Every once in a while, I am surprised by the existence of some element of our culture that everybody seems to know about except me. I put this down to my relentlessly advancing age. Whereas I am not old, I am old enough to contain quite a large amount of information in the data base of my brain, some of which I am happy to have and some of which I would have preferred to remain ignorant. I quite agree with Sherlock Holmes that the mind is like an attic, with a limited capacity, and that one should choose carefully what goes within.
Unfortunately, one doesn't always have a choice.
Fridays are the day when my company's human resource department, consisting of one nice lady who giggles, interviews prospective employees. The interviews take place at my office, and I have always enjoyed the show, not the least of which is the fashion sense of the human resource lady. At least I enjoyed it up until last Friday, when I was learned from my boss what was really going on behind the closed door.
The "nice" lady was conducting stress interviews.
For those of you who don't know what a stress interview is, it is an interview where the interviewer makes the interviewee "uncomfortable" so that the interviewer can get a measure on how the interviewee handles stress.
And I thought that the reason why HR Lady made the poor job seekers fill out another three-page application and wait for 30 minutes past the scheduled interview time was because she was a ditz. Given that she wears stilettos and chandelier earrings to work in a doctor's office, it's a reasonable assumption. Little could I imagine that it was a gateway to hell.
The "hell" in this case consists of an hour-and-a-half long interview during which the HR Lady asks needlessly difficult questions and expresses - through body language and general rudeness - disappointment in the answers of the applicant.
Upon learning this, I - as a member of what I had previously assumed was a civilized society - expressed the following reservations:
- Job seekers are already under tremendous stress, especially in this economy where this is probably the hundredth interview they have been through and they are desperate. If they are coherent at all, they demonstrate that they can handle stress;
- Pointless cruelty is bad karma;
- What kind of person would even want to do this sort of thing in the first place?
In short, I was appalled.
But I did some research on the Internet, and I learned that stress interviews are actually common practice. The whole point is to find out how a person operates under duress. No, a doctor's office is not a combat zone, but one does deal with the public and dealing with the public can be stressful. (The ideal employee, when dealing with difficult people, should just cave-in with a smile and give the difficult person anything they want, thereby rewarding their difficult behavior and making sure they continue to do it. This is why there are so many shitheads in the world, but let's leave that for the sociologists.)
So, upon further reflection, I decided that I was overreacting. In fact, I thought that maybe the stress interview didn't go far enough.
Dealing with the public is not just stressful.
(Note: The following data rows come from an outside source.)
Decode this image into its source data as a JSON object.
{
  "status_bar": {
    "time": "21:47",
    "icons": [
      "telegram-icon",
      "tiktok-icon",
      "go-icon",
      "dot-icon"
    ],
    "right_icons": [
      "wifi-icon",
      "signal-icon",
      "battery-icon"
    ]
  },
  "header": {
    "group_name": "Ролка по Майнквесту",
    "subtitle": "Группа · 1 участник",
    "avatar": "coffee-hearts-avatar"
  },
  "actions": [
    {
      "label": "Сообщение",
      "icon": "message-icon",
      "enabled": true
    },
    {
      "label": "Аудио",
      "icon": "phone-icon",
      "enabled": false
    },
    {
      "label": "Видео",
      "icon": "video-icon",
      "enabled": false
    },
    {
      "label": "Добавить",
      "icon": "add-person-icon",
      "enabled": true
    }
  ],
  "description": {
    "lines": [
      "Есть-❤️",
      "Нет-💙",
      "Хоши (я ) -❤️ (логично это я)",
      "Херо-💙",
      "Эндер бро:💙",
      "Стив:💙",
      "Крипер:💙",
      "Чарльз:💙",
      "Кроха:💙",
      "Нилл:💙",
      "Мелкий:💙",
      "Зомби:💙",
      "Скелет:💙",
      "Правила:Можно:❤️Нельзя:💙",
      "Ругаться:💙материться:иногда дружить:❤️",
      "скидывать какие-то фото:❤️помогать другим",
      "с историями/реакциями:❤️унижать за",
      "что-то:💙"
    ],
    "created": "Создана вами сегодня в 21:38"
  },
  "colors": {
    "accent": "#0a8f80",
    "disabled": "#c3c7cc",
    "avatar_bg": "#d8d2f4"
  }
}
Based on my experiences in over twenty years of retail, the stress interview should also contain the following components:
- The interviewer should scream at the interviewee. Even better if the interviewer manages to get red in the face, in a very scary way, and call the interviewee a bitch;
- The interviewer should steal something belonging to the interviewee;
- The interviewer should make sexual advances towards the interviewee;
- The interviewer should take off his or her shoes and sit on the floor to conduct the interview;
- The interviewer should eat during the interview, making sure that they spill something, and put their food or drink down on the interviewee's notebook or portfolio, especially if it is good leather;
- The interviewer should also chew gum, and stick it somewhere on the interviewee;
- The interviewer should physically threaten the interviewee, producing a weapon, if possible;
- The interviewer should make it clear that they can get another interviewee somewhere else, for cheaper;
- The interviewer should be actively engaged in a slightly distasteful cell phone conversation throughout the interview, pausing only long enough to bark questions at the interviewee;
- The interviewer should borrow the interviewee's pen and not give it back.
After reacting to the above situations with nothing more than a gentle, vacant smile and an "I'll get the manager," and without even a shred of self-respect or human dignity, then, and only then, can we be truly sure if an applicant has what it takes.
Which is what? I shudder to think.
By the way, one of the caveats of the stress interview, according to my research, is that a goodly number of delightfully mentally healthy applicants will choose not to work for a company that would subject them to such an experience. So the process can backfire by weeding out normal people.
Actually, that explains a lot.